#### Material supplied

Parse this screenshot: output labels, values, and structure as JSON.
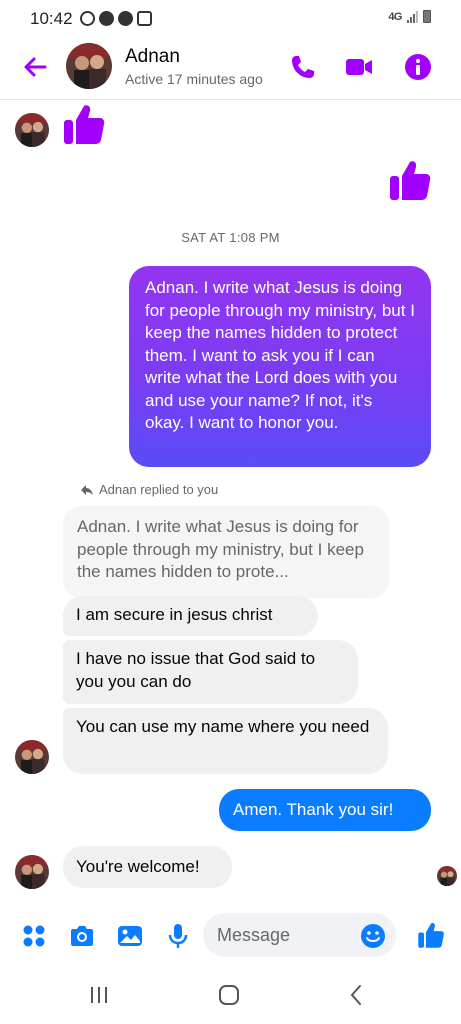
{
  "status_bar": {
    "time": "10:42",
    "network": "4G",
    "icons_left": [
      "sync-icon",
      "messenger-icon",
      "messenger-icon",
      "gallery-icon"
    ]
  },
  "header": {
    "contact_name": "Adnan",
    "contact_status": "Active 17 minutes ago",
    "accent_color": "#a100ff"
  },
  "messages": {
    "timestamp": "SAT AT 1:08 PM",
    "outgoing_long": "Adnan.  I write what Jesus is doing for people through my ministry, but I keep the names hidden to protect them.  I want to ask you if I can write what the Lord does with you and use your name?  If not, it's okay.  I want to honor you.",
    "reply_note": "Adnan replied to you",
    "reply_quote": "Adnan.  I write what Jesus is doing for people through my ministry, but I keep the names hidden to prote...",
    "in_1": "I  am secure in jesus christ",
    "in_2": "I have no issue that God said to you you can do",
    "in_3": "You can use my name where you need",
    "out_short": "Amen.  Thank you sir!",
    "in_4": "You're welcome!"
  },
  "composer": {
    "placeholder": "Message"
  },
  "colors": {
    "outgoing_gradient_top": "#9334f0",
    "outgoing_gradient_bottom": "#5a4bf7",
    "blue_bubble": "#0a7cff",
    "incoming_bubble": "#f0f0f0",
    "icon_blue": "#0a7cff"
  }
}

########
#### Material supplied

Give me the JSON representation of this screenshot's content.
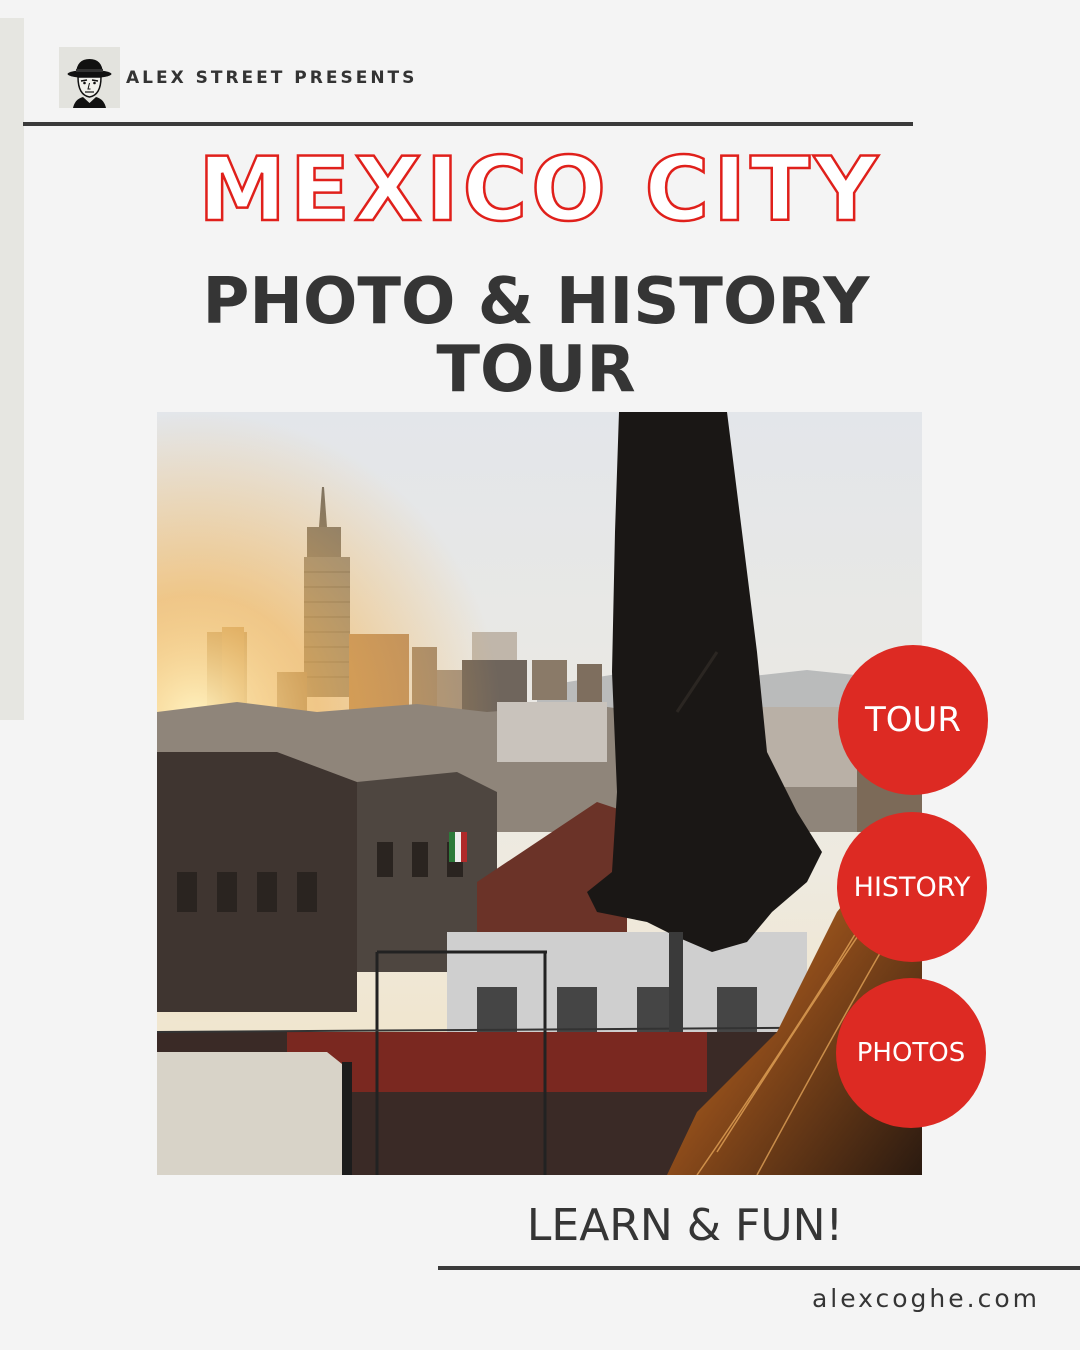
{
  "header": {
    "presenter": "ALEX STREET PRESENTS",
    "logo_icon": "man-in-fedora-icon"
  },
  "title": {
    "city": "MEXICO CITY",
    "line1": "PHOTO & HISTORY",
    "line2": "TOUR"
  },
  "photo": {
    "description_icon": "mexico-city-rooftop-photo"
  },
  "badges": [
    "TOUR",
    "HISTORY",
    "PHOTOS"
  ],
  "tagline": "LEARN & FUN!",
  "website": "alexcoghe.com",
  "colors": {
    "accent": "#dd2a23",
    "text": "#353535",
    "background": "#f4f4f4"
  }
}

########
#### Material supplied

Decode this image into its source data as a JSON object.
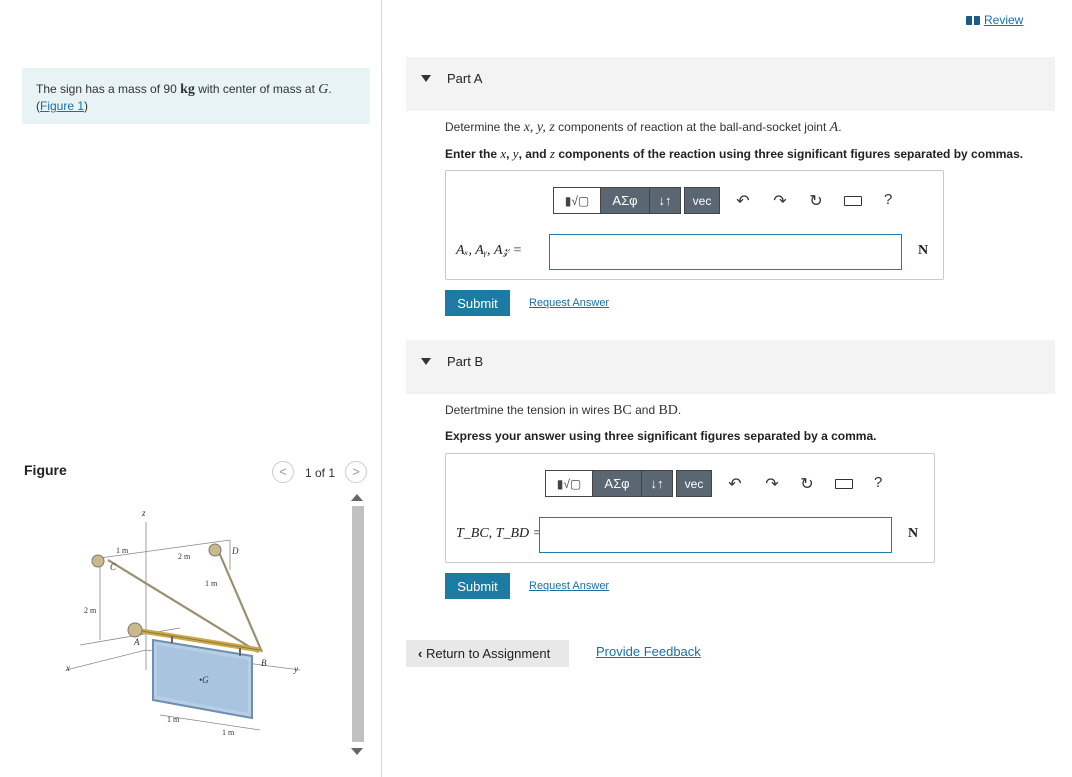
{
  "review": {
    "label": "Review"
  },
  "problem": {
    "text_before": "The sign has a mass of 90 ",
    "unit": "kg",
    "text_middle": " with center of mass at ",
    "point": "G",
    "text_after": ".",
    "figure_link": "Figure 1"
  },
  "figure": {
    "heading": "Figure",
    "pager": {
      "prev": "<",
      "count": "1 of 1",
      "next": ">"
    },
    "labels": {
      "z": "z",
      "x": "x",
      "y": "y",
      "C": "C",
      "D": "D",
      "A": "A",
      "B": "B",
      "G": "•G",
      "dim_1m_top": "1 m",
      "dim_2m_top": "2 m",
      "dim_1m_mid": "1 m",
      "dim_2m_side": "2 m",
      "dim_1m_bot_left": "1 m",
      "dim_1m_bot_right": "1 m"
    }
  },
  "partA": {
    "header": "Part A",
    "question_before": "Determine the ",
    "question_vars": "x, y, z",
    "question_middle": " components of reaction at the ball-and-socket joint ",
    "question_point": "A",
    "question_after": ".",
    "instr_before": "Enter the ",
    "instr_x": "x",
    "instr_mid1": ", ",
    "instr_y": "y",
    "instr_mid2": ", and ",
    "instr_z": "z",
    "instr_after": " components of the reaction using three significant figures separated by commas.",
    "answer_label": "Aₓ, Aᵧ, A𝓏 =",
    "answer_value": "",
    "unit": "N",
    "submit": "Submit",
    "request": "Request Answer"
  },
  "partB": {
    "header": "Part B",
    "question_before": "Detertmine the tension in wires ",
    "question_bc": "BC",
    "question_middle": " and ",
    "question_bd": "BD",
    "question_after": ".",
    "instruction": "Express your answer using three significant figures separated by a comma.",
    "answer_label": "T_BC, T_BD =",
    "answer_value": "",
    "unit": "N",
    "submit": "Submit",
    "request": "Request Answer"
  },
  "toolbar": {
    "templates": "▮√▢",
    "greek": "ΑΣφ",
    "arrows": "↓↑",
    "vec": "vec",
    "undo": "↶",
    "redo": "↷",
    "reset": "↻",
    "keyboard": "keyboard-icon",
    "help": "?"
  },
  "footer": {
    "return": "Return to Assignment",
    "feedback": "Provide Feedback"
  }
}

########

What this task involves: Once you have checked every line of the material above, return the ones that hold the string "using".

Final answer:
    "instr_after": " components of the reaction using three significant figures separated by commas.",
    "instruction": "Express your answer using three significant figures separated by a comma.",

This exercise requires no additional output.